In 2011 we presented our last show as NAOC – Sweet Charity; although we will always have the affectionate nickname “The Amateurs” around Northampton, we decided that our old title no longer described who we were. Our first production as The Northampton Musical Theatre Company was Whistle Down the Wind in 2012, earned us the praises of Andrew Lloyd Webber’s Really Useful Group. And then after a 5-year absence, we returned to the Royal & Derngate with Roger & Hammerstein’s South Pacific in 2014.
On 13th October 2013, the NMTC moved out of their rehearsal venue, Wardington Court, Northampton Association for the Blind’s headquarters. Sadly this 25-year partnership was ended when Wardington Court was bought over for redevelopment. We have now taken up rehearsal residency in the Northgate School Art College.
We would like to thank the following companies for sponsoring NMTC and allowing us to continue to entertain Northampton audiences:
Our Charity of the Year
Chosen charity for 2018 is NAB . Each year, NMTC chooses a charity to support, In 2016 we supported the Northamptonshire Young Carers Service and will soon be presenting them with £1,000. Through our 2017 season, we were proud to be supporting the Northgate School Arts College.

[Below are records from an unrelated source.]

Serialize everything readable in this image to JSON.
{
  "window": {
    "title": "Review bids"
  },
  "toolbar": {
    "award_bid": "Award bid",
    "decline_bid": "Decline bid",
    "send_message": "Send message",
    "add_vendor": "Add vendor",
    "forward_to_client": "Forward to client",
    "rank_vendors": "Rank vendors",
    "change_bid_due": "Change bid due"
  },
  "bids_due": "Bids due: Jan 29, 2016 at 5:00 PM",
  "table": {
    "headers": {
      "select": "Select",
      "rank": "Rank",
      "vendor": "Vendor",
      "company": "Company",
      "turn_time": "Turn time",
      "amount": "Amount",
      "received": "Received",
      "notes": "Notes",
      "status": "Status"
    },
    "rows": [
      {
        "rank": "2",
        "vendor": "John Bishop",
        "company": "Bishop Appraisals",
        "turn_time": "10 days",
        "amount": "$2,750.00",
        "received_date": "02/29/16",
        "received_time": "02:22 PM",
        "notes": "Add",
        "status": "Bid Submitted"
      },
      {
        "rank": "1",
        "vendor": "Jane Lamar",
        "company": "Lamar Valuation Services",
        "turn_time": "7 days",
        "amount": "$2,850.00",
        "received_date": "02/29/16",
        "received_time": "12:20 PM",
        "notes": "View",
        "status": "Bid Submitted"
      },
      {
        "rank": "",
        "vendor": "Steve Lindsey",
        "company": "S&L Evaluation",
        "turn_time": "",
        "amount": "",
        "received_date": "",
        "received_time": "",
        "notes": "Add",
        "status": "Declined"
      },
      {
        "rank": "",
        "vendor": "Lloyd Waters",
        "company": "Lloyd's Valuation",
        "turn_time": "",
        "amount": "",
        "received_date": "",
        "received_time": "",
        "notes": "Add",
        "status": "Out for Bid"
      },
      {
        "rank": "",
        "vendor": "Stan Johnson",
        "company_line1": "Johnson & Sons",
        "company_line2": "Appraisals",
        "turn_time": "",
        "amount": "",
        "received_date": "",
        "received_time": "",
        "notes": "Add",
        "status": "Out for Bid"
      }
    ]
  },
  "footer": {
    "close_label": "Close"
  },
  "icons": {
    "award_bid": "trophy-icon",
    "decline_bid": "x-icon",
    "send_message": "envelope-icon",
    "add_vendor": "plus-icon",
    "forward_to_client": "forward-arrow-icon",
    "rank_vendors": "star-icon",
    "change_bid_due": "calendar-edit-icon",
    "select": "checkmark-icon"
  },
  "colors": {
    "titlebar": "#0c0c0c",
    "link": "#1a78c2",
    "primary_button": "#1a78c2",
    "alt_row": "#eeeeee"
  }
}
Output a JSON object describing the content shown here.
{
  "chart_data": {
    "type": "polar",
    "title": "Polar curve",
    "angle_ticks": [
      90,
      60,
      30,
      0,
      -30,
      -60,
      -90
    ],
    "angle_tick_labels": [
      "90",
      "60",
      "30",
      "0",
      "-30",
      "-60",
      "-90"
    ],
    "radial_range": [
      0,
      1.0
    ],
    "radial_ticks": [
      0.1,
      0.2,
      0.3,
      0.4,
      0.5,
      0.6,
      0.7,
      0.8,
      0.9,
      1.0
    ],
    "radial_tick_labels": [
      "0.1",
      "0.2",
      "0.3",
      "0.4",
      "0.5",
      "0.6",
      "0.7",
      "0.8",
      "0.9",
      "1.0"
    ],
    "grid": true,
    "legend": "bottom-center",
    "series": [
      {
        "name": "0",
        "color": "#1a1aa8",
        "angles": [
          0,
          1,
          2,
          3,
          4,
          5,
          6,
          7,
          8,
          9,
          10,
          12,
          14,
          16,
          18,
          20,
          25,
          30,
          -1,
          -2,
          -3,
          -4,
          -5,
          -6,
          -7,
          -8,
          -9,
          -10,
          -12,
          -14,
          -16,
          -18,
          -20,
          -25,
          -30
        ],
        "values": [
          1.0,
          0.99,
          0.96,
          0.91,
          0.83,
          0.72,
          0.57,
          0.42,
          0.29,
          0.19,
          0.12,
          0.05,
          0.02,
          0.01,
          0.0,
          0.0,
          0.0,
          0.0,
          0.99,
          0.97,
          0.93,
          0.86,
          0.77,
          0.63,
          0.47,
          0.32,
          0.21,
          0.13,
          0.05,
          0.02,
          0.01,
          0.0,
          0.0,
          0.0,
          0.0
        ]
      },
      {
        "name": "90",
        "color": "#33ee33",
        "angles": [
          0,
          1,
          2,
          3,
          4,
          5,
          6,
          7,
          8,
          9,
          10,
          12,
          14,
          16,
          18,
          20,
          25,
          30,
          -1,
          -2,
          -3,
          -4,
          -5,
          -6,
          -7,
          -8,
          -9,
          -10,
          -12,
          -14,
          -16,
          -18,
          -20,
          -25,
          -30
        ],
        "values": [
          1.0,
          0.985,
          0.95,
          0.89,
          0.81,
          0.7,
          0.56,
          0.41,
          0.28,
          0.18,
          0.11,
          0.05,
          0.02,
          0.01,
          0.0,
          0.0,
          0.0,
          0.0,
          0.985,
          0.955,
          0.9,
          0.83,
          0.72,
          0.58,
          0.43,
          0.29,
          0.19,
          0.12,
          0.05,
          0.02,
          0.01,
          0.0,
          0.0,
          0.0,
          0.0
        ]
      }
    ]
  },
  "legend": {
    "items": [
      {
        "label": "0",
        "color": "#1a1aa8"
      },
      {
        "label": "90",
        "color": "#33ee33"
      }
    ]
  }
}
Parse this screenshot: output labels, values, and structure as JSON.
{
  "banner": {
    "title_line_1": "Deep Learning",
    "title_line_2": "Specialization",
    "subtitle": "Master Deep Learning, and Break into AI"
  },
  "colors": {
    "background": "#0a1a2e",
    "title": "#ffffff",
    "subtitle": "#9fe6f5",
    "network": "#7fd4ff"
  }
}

They had their funding cut for extra curriculum activities, so we were pleased to present £1,000 to help us to help them.
The Northgate School Arts College achieved Arts status in 2008 following the development of the subjects music, drama, art and media over a period of time and the realisation that the ability to achieve in these areas often lead to a dramatic improvement in the confidence and self-esteem of our young people that carried over into other curriculum areas within school as well life outside of school.
Some of our previous charities below .